_Records from a collection:_
▶

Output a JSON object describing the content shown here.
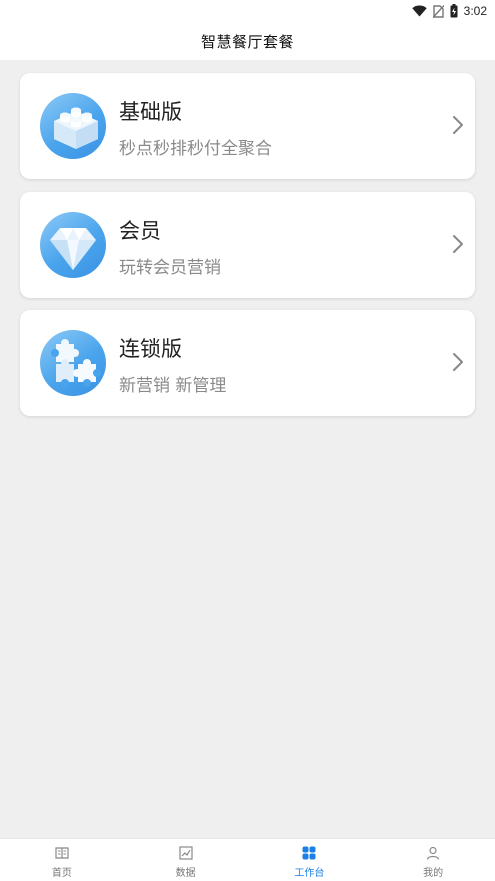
{
  "status_bar": {
    "time": "3:02",
    "icons": [
      "wifi-icon",
      "no-sim-icon",
      "battery-charging-icon"
    ]
  },
  "header": {
    "title": "智慧餐厅套餐"
  },
  "plans": [
    {
      "title": "基础版",
      "subtitle": "秒点秒排秒付全聚合",
      "icon": "lego-brick-icon"
    },
    {
      "title": "会员",
      "subtitle": "玩转会员营销",
      "icon": "diamond-icon"
    },
    {
      "title": "连锁版",
      "subtitle": "新营销 新管理",
      "icon": "puzzle-icon"
    }
  ],
  "tabs": [
    {
      "label": "首页",
      "icon": "home-icon"
    },
    {
      "label": "数据",
      "icon": "chart-icon"
    },
    {
      "label": "工作台",
      "icon": "workbench-icon",
      "active": true
    },
    {
      "label": "我的",
      "icon": "profile-icon"
    }
  ],
  "colors": {
    "accent": "#1a7fe6",
    "icon_circle": "#4aa4ec",
    "background": "#efefef"
  }
}
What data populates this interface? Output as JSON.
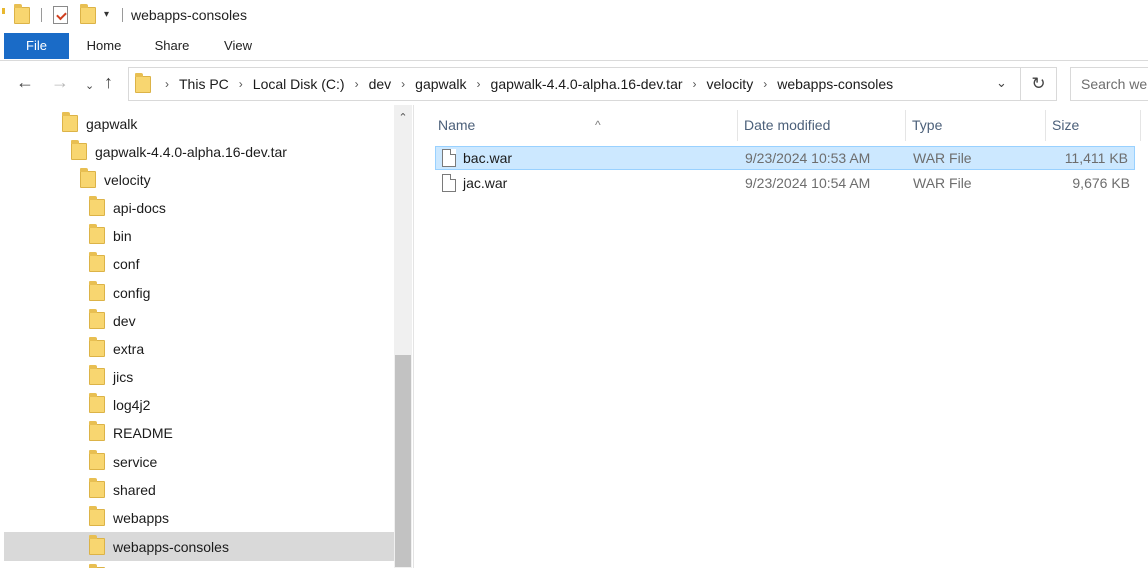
{
  "window": {
    "title": "webapps-consoles",
    "quick_access_dropdown": "▾"
  },
  "ribbon": {
    "tabs": [
      "File",
      "Home",
      "Share",
      "View"
    ]
  },
  "address_bar": {
    "crumbs": [
      "This PC",
      "Local Disk (C:)",
      "dev",
      "gapwalk",
      "gapwalk-4.4.0-alpha.16-dev.tar",
      "velocity",
      "webapps-consoles"
    ],
    "separator": "›",
    "search_placeholder": "Search webapps-consoles"
  },
  "nav_buttons": {
    "back": "←",
    "forward": "→",
    "recent": "⌄",
    "up": "↑",
    "refresh": "↻",
    "dropdown": "⌄"
  },
  "nav_pane": {
    "items": [
      {
        "label": "gapwalk"
      },
      {
        "label": "gapwalk-4.4.0-alpha.16-dev.tar"
      },
      {
        "label": "velocity"
      },
      {
        "label": "api-docs"
      },
      {
        "label": "bin"
      },
      {
        "label": "conf"
      },
      {
        "label": "config"
      },
      {
        "label": "dev"
      },
      {
        "label": "extra"
      },
      {
        "label": "jics"
      },
      {
        "label": "log4j2"
      },
      {
        "label": "README"
      },
      {
        "label": "service"
      },
      {
        "label": "shared"
      },
      {
        "label": "webapps"
      },
      {
        "label": "webapps-consoles",
        "selected": true
      }
    ],
    "scroll_up": "⌃"
  },
  "file_list": {
    "columns": [
      "Name",
      "Date modified",
      "Type",
      "Size"
    ],
    "sort_indicator": "^",
    "files": [
      {
        "name": "bac.war",
        "date_modified": "9/23/2024 10:53 AM",
        "type": "WAR File",
        "size": "11,411 KB",
        "selected": true
      },
      {
        "name": "jac.war",
        "date_modified": "9/23/2024 10:54 AM",
        "type": "WAR File",
        "size": "9,676 KB",
        "selected": false
      }
    ]
  },
  "colors": {
    "file_tab": "#1a6bc7",
    "selected_row": "#cce8ff",
    "selected_tree": "#d9d9d9",
    "folder": "#f8d670"
  }
}
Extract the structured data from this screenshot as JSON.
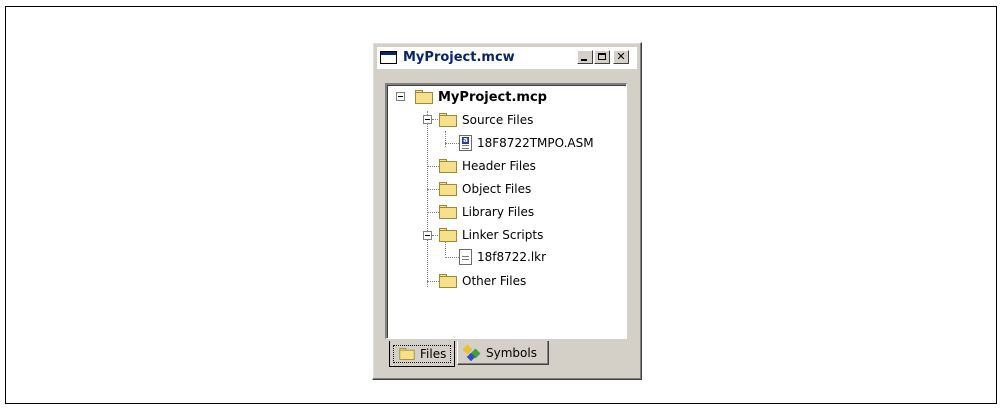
{
  "window": {
    "title": "MyProject.mcw"
  },
  "tree": {
    "root": "MyProject.mcp",
    "source_files": "Source Files",
    "source_file_asm": "18F8722TMPO.ASM",
    "header_files": "Header Files",
    "object_files": "Object Files",
    "library_files": "Library Files",
    "linker_scripts": "Linker Scripts",
    "linker_file": "18f8722.lkr",
    "other_files": "Other Files"
  },
  "tabs": {
    "files": "Files",
    "symbols": "Symbols"
  },
  "icons": [
    "folder-icon",
    "asm-file-icon",
    "text-file-icon",
    "symbols-icon",
    "collapse-icon"
  ],
  "colors": {
    "titlebar_text": "#0a246a",
    "window_face": "#d4d0c8",
    "folder": "#f6e08a"
  }
}
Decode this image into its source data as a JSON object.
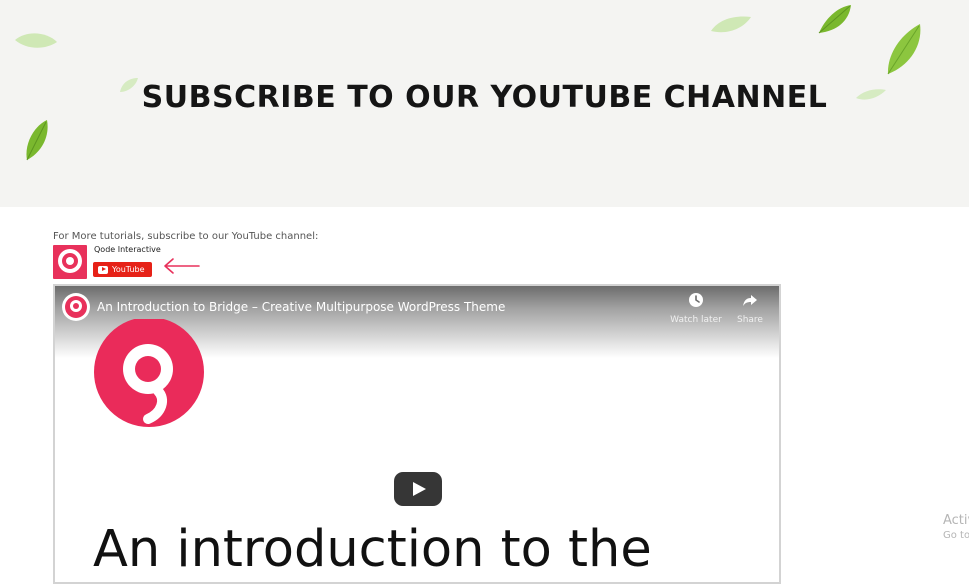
{
  "hero": {
    "title": "SUBSCRIBE TO OUR YOUTUBE CHANNEL",
    "leaf_color": "#7ab82e"
  },
  "subscribe": {
    "intro": "For More tutorials, subscribe to our YouTube channel:",
    "channel_name": "Qode Interactive",
    "button_label": "YouTube",
    "brand_color": "#e8315b",
    "youtube_red": "#e62117"
  },
  "video": {
    "title": "An Introduction to Bridge – Creative Multipurpose WordPress Theme",
    "watch_later_label": "Watch later",
    "share_label": "Share",
    "slide_heading": "An introduction to the",
    "icons": [
      "clock-icon",
      "share-icon",
      "play-icon"
    ]
  },
  "watermark": {
    "title": "Activ",
    "subtitle": "Go to"
  }
}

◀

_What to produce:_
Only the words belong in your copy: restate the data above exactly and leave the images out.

_Task output:_
Output a JSON object describing the content shown here.
{
  "status_bar": {
    "time": "3:02",
    "icons": [
      "wifi-icon",
      "no-sim-icon",
      "battery-charging-icon"
    ]
  },
  "header": {
    "title": "智慧餐厅套餐"
  },
  "plans": [
    {
      "title": "基础版",
      "subtitle": "秒点秒排秒付全聚合",
      "icon": "lego-brick-icon"
    },
    {
      "title": "会员",
      "subtitle": "玩转会员营销",
      "icon": "diamond-icon"
    },
    {
      "title": "连锁版",
      "subtitle": "新营销 新管理",
      "icon": "puzzle-icon"
    }
  ],
  "tabs": [
    {
      "label": "首页",
      "icon": "home-icon"
    },
    {
      "label": "数据",
      "icon": "chart-icon"
    },
    {
      "label": "工作台",
      "icon": "workbench-icon",
      "active": true
    },
    {
      "label": "我的",
      "icon": "profile-icon"
    }
  ],
  "colors": {
    "accent": "#1a7fe6",
    "icon_circle": "#4aa4ec",
    "background": "#efefef"
  }
}
What data populates this interface? Output as JSON.
{
  "window": {
    "title": "webapps-consoles",
    "quick_access_dropdown": "▾"
  },
  "ribbon": {
    "tabs": [
      "File",
      "Home",
      "Share",
      "View"
    ]
  },
  "address_bar": {
    "crumbs": [
      "This PC",
      "Local Disk (C:)",
      "dev",
      "gapwalk",
      "gapwalk-4.4.0-alpha.16-dev.tar",
      "velocity",
      "webapps-consoles"
    ],
    "separator": "›",
    "search_placeholder": "Search webapps-consoles"
  },
  "nav_buttons": {
    "back": "←",
    "forward": "→",
    "recent": "⌄",
    "up": "↑",
    "refresh": "↻",
    "dropdown": "⌄"
  },
  "nav_pane": {
    "items": [
      {
        "label": "gapwalk"
      },
      {
        "label": "gapwalk-4.4.0-alpha.16-dev.tar"
      },
      {
        "label": "velocity"
      },
      {
        "label": "api-docs"
      },
      {
        "label": "bin"
      },
      {
        "label": "conf"
      },
      {
        "label": "config"
      },
      {
        "label": "dev"
      },
      {
        "label": "extra"
      },
      {
        "label": "jics"
      },
      {
        "label": "log4j2"
      },
      {
        "label": "README"
      },
      {
        "label": "service"
      },
      {
        "label": "shared"
      },
      {
        "label": "webapps"
      },
      {
        "label": "webapps-consoles",
        "selected": true
      }
    ],
    "scroll_up": "⌃"
  },
  "file_list": {
    "columns": [
      "Name",
      "Date modified",
      "Type",
      "Size"
    ],
    "sort_indicator": "^",
    "files": [
      {
        "name": "bac.war",
        "date_modified": "9/23/2024 10:53 AM",
        "type": "WAR File",
        "size": "11,411 KB",
        "selected": true
      },
      {
        "name": "jac.war",
        "date_modified": "9/23/2024 10:54 AM",
        "type": "WAR File",
        "size": "9,676 KB",
        "selected": false
      }
    ]
  },
  "colors": {
    "file_tab": "#1a6bc7",
    "selected_row": "#cce8ff",
    "selected_tree": "#d9d9d9",
    "folder": "#f8d670"
  }
}
Extract the structured data from this screenshot as JSON.
{
  "window": {
    "title": "MyProject.mcw"
  },
  "tree": {
    "root": "MyProject.mcp",
    "source_files": "Source Files",
    "source_file_asm": "18F8722TMPO.ASM",
    "header_files": "Header Files",
    "object_files": "Object Files",
    "library_files": "Library Files",
    "linker_scripts": "Linker Scripts",
    "linker_file": "18f8722.lkr",
    "other_files": "Other Files"
  },
  "tabs": {
    "files": "Files",
    "symbols": "Symbols"
  },
  "icons": [
    "folder-icon",
    "asm-file-icon",
    "text-file-icon",
    "symbols-icon",
    "collapse-icon"
  ],
  "colors": {
    "titlebar_text": "#0a246a",
    "window_face": "#d4d0c8",
    "folder": "#f6e08a"
  }
}
Decode this image into its source data as a JSON object.
{
  "hero": {
    "title": "SUBSCRIBE TO OUR YOUTUBE CHANNEL",
    "leaf_color": "#7ab82e"
  },
  "subscribe": {
    "intro": "For More tutorials, subscribe to our YouTube channel:",
    "channel_name": "Qode Interactive",
    "button_label": "YouTube",
    "brand_color": "#e8315b",
    "youtube_red": "#e62117"
  },
  "video": {
    "title": "An Introduction to Bridge – Creative Multipurpose WordPress Theme",
    "watch_later_label": "Watch later",
    "share_label": "Share",
    "slide_heading": "An introduction to the",
    "icons": [
      "clock-icon",
      "share-icon",
      "play-icon"
    ]
  },
  "watermark": {
    "title": "Activ",
    "subtitle": "Go to"
  }
}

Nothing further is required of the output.